    Plainly, that criterion should be abandoned. And if it were, another casuistic “obstacle” to a same-sex union would be disposed of.
    A little anthropology would also dispose of a lot of the self-serving episcopal cant about children being raised in households of two women. In many societies in the past, men were careless of or indifferent to any role in the upbringing of the offspring: that was a task for women — mothers, aunts, grandmothers, sisters and the women of the extended tribe. Such societies seemed to have flourished reasonably well.
    So the churchmen’s arguments look rather threadbare. Perhaps they have persuasive grounds for their “No” position, but, if so, they have not yet deployed them.

    • David Upton says:

      To John Carmody – brilliantly put in every respect. Yes, there are many successful, healthy and well adjusted adults of today who have been raised by men only or women only, That cannot be a criterion.
      To Cathy Taggart – Why should you deprive someone of something they really love if it in no way affects you or your way of life. I’m sure you could carry on exactly as you do now, if gay marriage were enacted or not. How could it hurt you? Just let it happen, and it will all go away! Then all this damning and unhealthy dialogue will at last come to grief. How good will that be. It will not go away, possibly even grow dirtier, if it is not legalised this time.

  4. Cathy Taggart says:

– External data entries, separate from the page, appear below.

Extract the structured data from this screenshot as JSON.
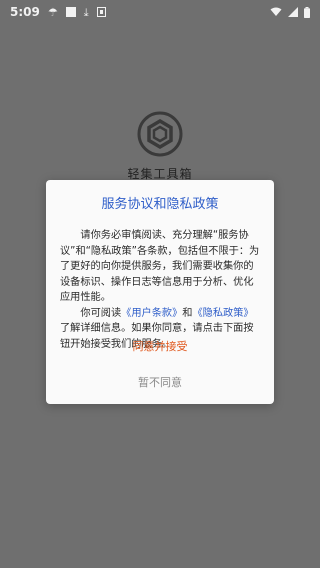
{
  "status_bar": {
    "time": "5:09"
  },
  "splash": {
    "app_name": "轻集工具箱"
  },
  "dialog": {
    "title": "服务协议和隐私政策",
    "paragraph1": "请你务必审慎阅读、充分理解“服务协议”和“隐私政策”各条款，包括但不限于：为了更好的向你提供服务，我们需要收集你的设备标识、操作日志等信息用于分析、优化应用性能。",
    "p2_before": "你可阅读",
    "user_terms_link": "《用户条款》",
    "p2_and": "和",
    "privacy_link": "《隐私政策》",
    "p2_after": "了解详细信息。如果你同意，请点击下面按钮开始接受我们的服务。",
    "agree_label": "同意并接受",
    "disagree_label": "暂不同意"
  },
  "colors": {
    "accent_blue": "#2f5ec9",
    "agree_orange": "#e0581e",
    "overlay_gray": "#6f6f6f"
  }
}
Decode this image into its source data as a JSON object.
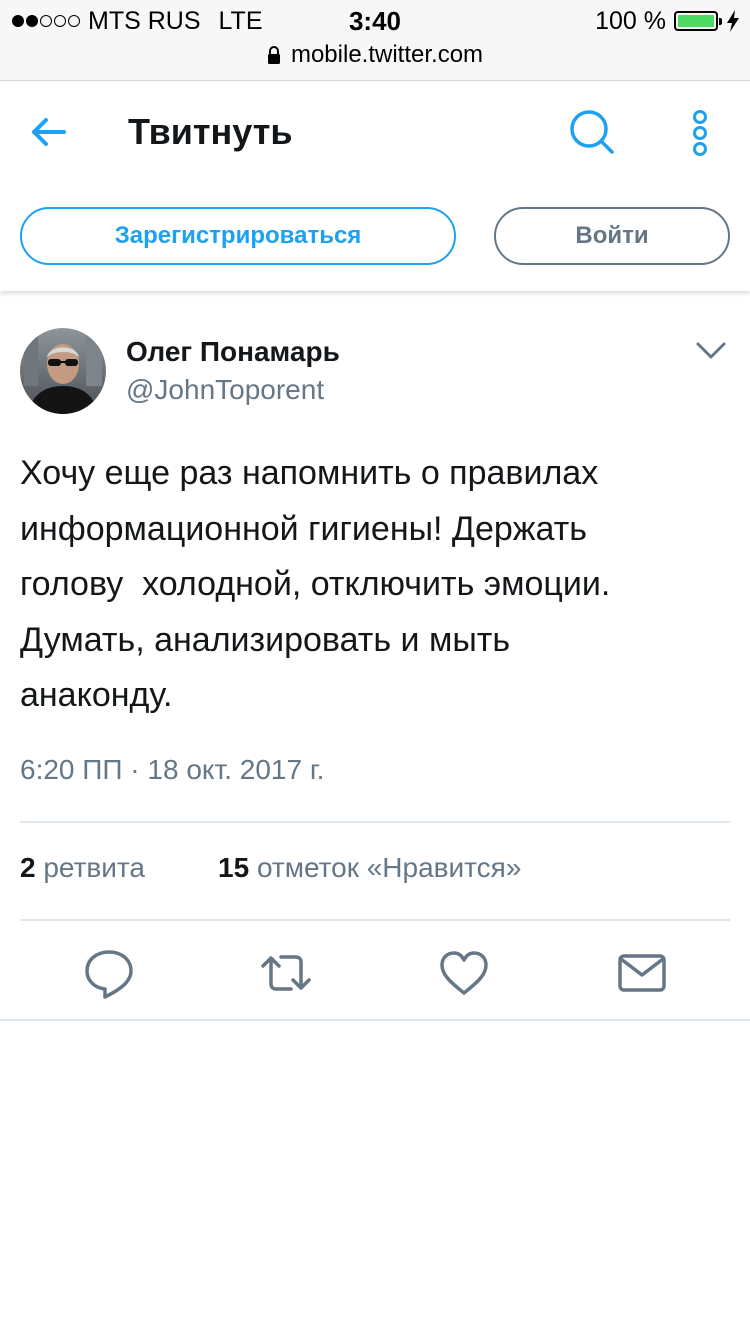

    In reply to Dr Carmody: I was trying to be brief, but my short statement was meant to imply that couples may either choose not to reproduce, or they may be unable to, either because of something being physically wrong or because of the age of the bride at marriage. I just can’t help feeling that this matter of reproduction is of central importance. This is something which links us in with the world of nature, where reproducing itself is probably the single most important thing a species has to do. For most species, and of course for us as mammals, this reproduction occurs through the union of male and female Now, I DO NOT support the Church’s teaching the every sexual act has to be “open to life”, nor am I saying we have to imitate nature in every way. But for me, to put same-sex unions on the same basis as hetero ones, i.e., to make a complete disjunction between sex and reproduction, seems to be (in effect) a denial that we are part of the natural world. And it was this same sense that we are separate from the natural ecosystem that led to the present environmental crisis!
    I’m not sure I’m going to convince anyone, but I’m just hoping that people will accept that there is a LEGITIMATE reason to be concerned about the introduction of same-sex marriage, a reason other than being homophobic or having romantic ideas about marriage as we know it being created in the Garden of Eden!

Comments are closed.